> [ASSIGNED TASK] On the basis of the records below, report how many lines contain the word "Lake". Nothing else should be given.

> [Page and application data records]
____

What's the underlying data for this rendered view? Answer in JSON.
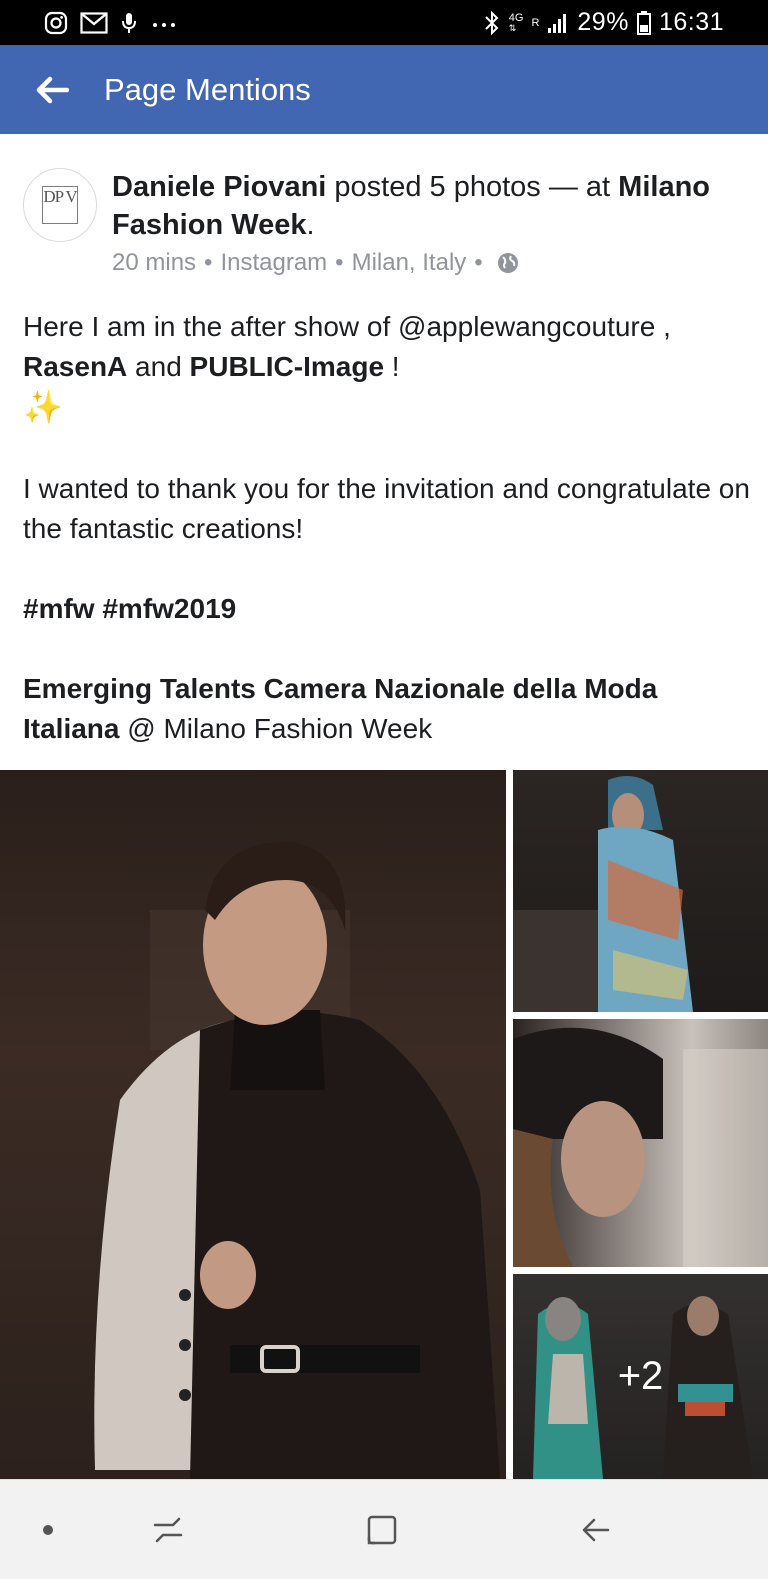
{
  "status_bar": {
    "network": "4G",
    "roaming": "R",
    "battery": "29%",
    "time": "16:31",
    "icons": [
      "instagram-icon",
      "gmail-icon",
      "microphone-icon",
      "more-dots-icon",
      "bluetooth-icon",
      "signal-icon",
      "battery-icon"
    ]
  },
  "app_bar": {
    "title": "Page Mentions"
  },
  "post": {
    "author": "Daniele Piovani",
    "action": " posted 5 photos — at ",
    "place": "Milano Fashion Week",
    "place_suffix": ".",
    "avatar_monogram": "DP V",
    "meta": {
      "time": "20 mins",
      "source": "Instagram",
      "location": "Milan, Italy",
      "separator": "•",
      "privacy": "globe-icon"
    },
    "body": {
      "p1_text1": "Here I am in the after show of @applewangcouture , ",
      "p1_tag1": "RasenA",
      "p1_text2": " and ",
      "p1_tag2": "PUBLIC-Image",
      "p1_text3": " !",
      "p1_emoji": "✨",
      "p2": "I wanted to thank you for the invitation and congratulate on the fantastic creations!",
      "p3": "#mfw #mfw2019",
      "p4_bold": "Emerging Talents Camera Nazionale della Moda Italiana",
      "p4_text": "  @ Milano Fashion Week"
    },
    "photos": {
      "more_count": "+2"
    }
  },
  "nav_bar": {
    "icons": [
      "dot-icon",
      "recent-apps-icon",
      "home-icon",
      "back-icon"
    ]
  },
  "colors": {
    "app_bar": "#4267b2",
    "text": "#1c1e21",
    "meta": "#90949c"
  }
}
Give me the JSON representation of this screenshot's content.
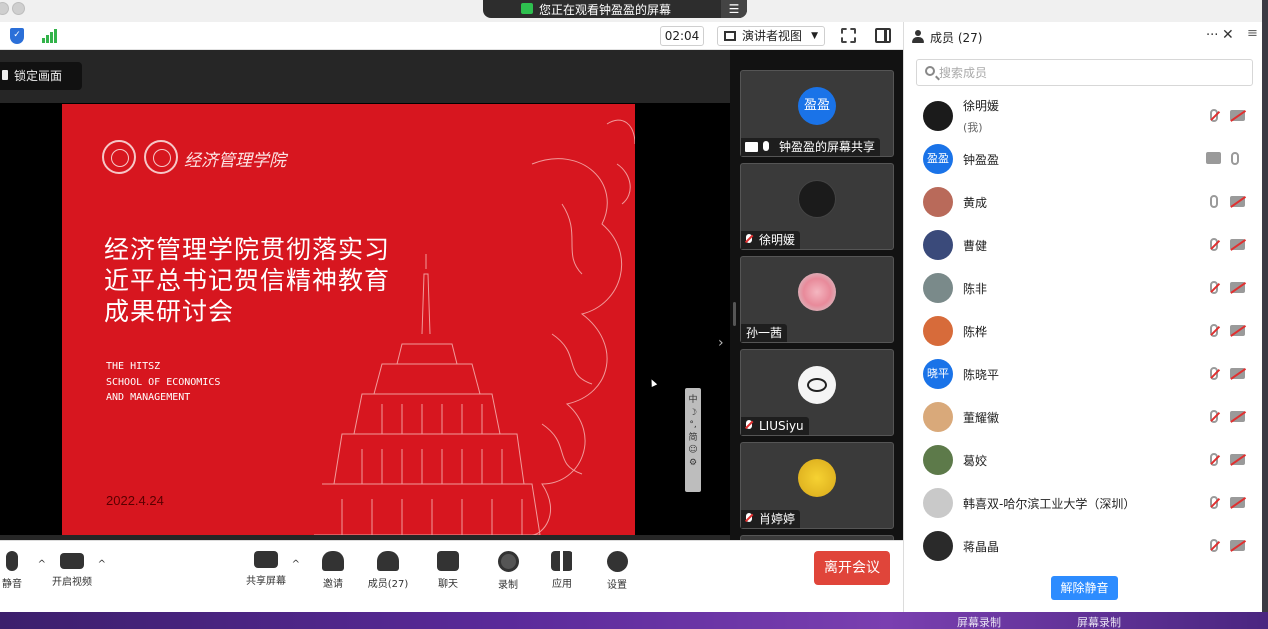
{
  "banner": {
    "text": "您正在观看钟盈盈的屏幕",
    "menu_icon": "menu-icon"
  },
  "meeting": {
    "timer": "02:04",
    "view_label": "演讲者视图",
    "lock_label": "锁定画面"
  },
  "slide": {
    "logo_text": "经济管理学院",
    "title_lines": [
      "经济管理学院贯彻落实习",
      "近平总书记贺信精神教育",
      "成果研讨会"
    ],
    "subtitle_lines": [
      "THE HITSZ",
      "SCHOOL OF ECONOMICS",
      "AND MANAGEMENT"
    ],
    "date": "2022.4.24",
    "tool_glyphs": "中\n☽\n°,\n简\n☺\n⚙"
  },
  "gallery": [
    {
      "name": "钟盈盈的屏幕共享",
      "avatar_text": "盈盈",
      "avatar_color": "#1a73e8"
    },
    {
      "name": "徐明媛",
      "avatar_text": "",
      "avatar_color": "#1b1b1b"
    },
    {
      "name": "孙一茜",
      "avatar_text": "",
      "avatar_color": "#e9a8b0"
    },
    {
      "name": "LIUSiyu",
      "avatar_text": "",
      "avatar_color": "#f4f4f4"
    },
    {
      "name": "肖婷婷",
      "avatar_text": "",
      "avatar_color": "#e8c21c"
    }
  ],
  "toolbar": {
    "mute_label": "静音",
    "video_label": "开启视频",
    "share_label": "共享屏幕",
    "invite_label": "邀请",
    "members_label": "成员(27)",
    "chat_label": "聊天",
    "record_label": "录制",
    "apps_label": "应用",
    "settings_label": "设置",
    "leave_label": "离开会议"
  },
  "panel": {
    "title": "成员 (27)",
    "more": "···",
    "close": "✕",
    "hamburger": "≡",
    "search_placeholder": "搜索成员",
    "unmute_all": "解除静音",
    "members": [
      {
        "name": "徐明媛",
        "sub": "(我)",
        "avatar_text": "",
        "avatar_color": "#1b1b1b",
        "mic_muted": true,
        "cam_off": true,
        "sharing": false
      },
      {
        "name": "钟盈盈",
        "sub": "",
        "avatar_text": "盈盈",
        "avatar_color": "#1a73e8",
        "mic_muted": false,
        "cam_off": false,
        "sharing": true
      },
      {
        "name": "黄成",
        "sub": "",
        "avatar_text": "",
        "avatar_color": "#b96a5a",
        "mic_muted": false,
        "cam_off": true,
        "sharing": false
      },
      {
        "name": "曹健",
        "sub": "",
        "avatar_text": "",
        "avatar_color": "#3a4a7a",
        "mic_muted": true,
        "cam_off": true,
        "sharing": false
      },
      {
        "name": "陈非",
        "sub": "",
        "avatar_text": "",
        "avatar_color": "#7a8a8a",
        "mic_muted": true,
        "cam_off": true,
        "sharing": false
      },
      {
        "name": "陈桦",
        "sub": "",
        "avatar_text": "",
        "avatar_color": "#d76b3a",
        "mic_muted": true,
        "cam_off": true,
        "sharing": false
      },
      {
        "name": "陈晓平",
        "sub": "",
        "avatar_text": "晓平",
        "avatar_color": "#1a73e8",
        "mic_muted": true,
        "cam_off": true,
        "sharing": false
      },
      {
        "name": "董耀徽",
        "sub": "",
        "avatar_text": "",
        "avatar_color": "#d9a97a",
        "mic_muted": true,
        "cam_off": true,
        "sharing": false
      },
      {
        "name": "葛姣",
        "sub": "",
        "avatar_text": "",
        "avatar_color": "#5d7a4a",
        "mic_muted": true,
        "cam_off": true,
        "sharing": false
      },
      {
        "name": "韩喜双-哈尔滨工业大学（深圳）",
        "sub": "",
        "avatar_text": "",
        "avatar_color": "#c9c9c9",
        "mic_muted": true,
        "cam_off": true,
        "sharing": false
      },
      {
        "name": "蒋晶晶",
        "sub": "",
        "avatar_text": "",
        "avatar_color": "#2a2a2a",
        "mic_muted": true,
        "cam_off": true,
        "sharing": false
      }
    ]
  },
  "desktop": {
    "labels": [
      "屏幕录制",
      "屏幕录制"
    ]
  }
}
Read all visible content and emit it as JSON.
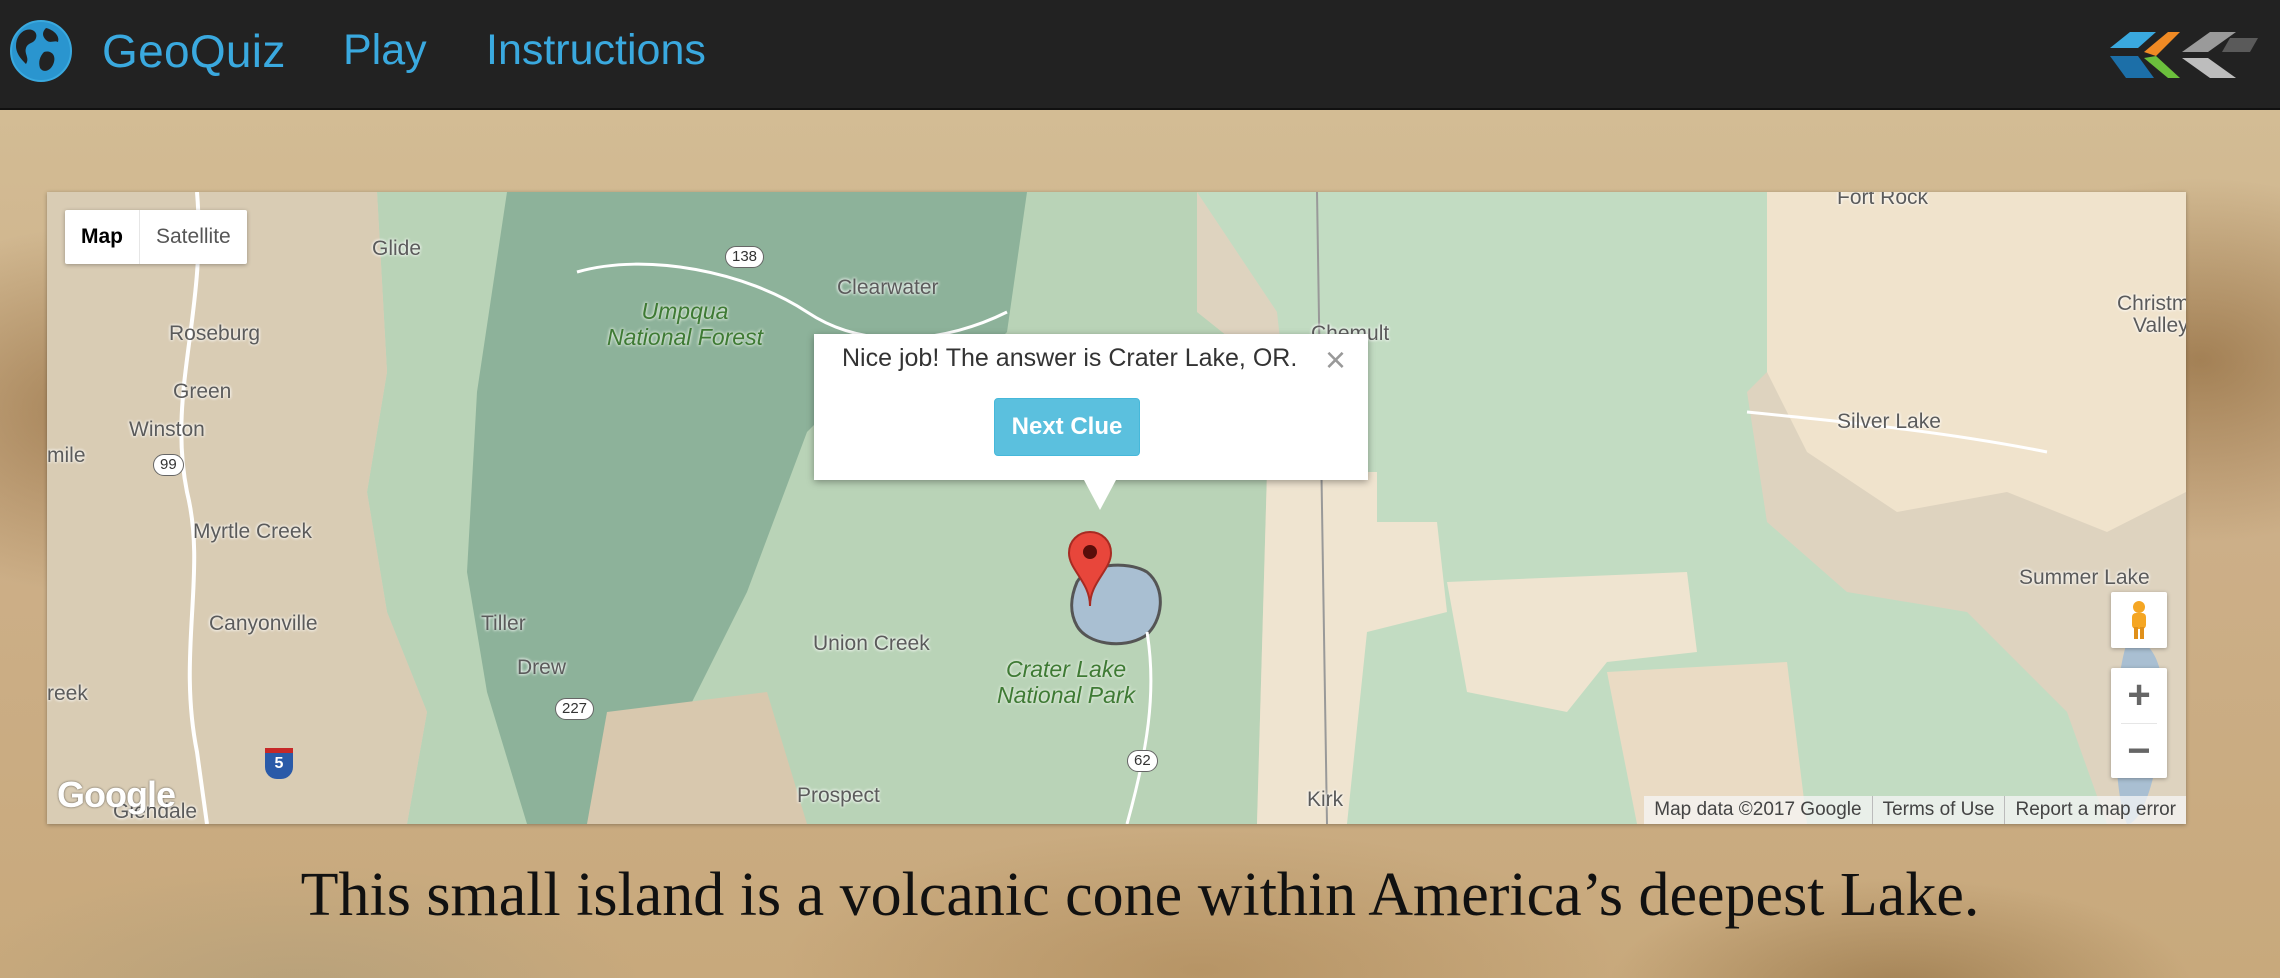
{
  "navbar": {
    "brand": "GeoQuiz",
    "brand_icon": "globe-icon",
    "links": [
      {
        "label": "Play"
      },
      {
        "label": "Instructions"
      }
    ],
    "corner_logo_icon": "brand-logo-icon",
    "link_color": "#3aa9df",
    "background": "#222222"
  },
  "map": {
    "type_control": {
      "options": [
        "Map",
        "Satellite"
      ],
      "selected": "Map"
    },
    "labels": {
      "glide": "Glide",
      "roseburg": "Roseburg",
      "green": "Green",
      "winston": "Winston",
      "mile": "mile",
      "myrtle_creek": "Myrtle Creek",
      "canyonville": "Canyonville",
      "tiller": "Tiller",
      "drew": "Drew",
      "reek": "reek",
      "glendale": "Glendale",
      "clearwater": "Clearwater",
      "chemult": "Chemult",
      "union_creek": "Union Creek",
      "prospect": "Prospect",
      "kirk": "Kirk",
      "fort_rock": "Fort Rock",
      "silver_lake": "Silver Lake",
      "summer_lake": "Summer Lake",
      "christmas_valley_1": "Christm",
      "christmas_valley_2": "Valley"
    },
    "parks": {
      "umpqua_1": "Umpqua",
      "umpqua_2": "National Forest",
      "crater_1": "Crater Lake",
      "crater_2": "National Park"
    },
    "routes": {
      "r138": "138",
      "r99": "99",
      "r227": "227",
      "r62": "62",
      "i5": "5"
    },
    "google_logo": "Google",
    "attribution": [
      "Map data ©2017 Google",
      "Terms of Use",
      "Report a map error"
    ],
    "zoom_in": "+",
    "zoom_out": "−"
  },
  "infowindow": {
    "message": "Nice job! The answer is Crater Lake, OR.",
    "close": "×",
    "button": "Next Clue",
    "button_color": "#5bc0de"
  },
  "clue": "This small island is a volcanic cone within America’s deepest Lake."
}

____

> [RESULT] 5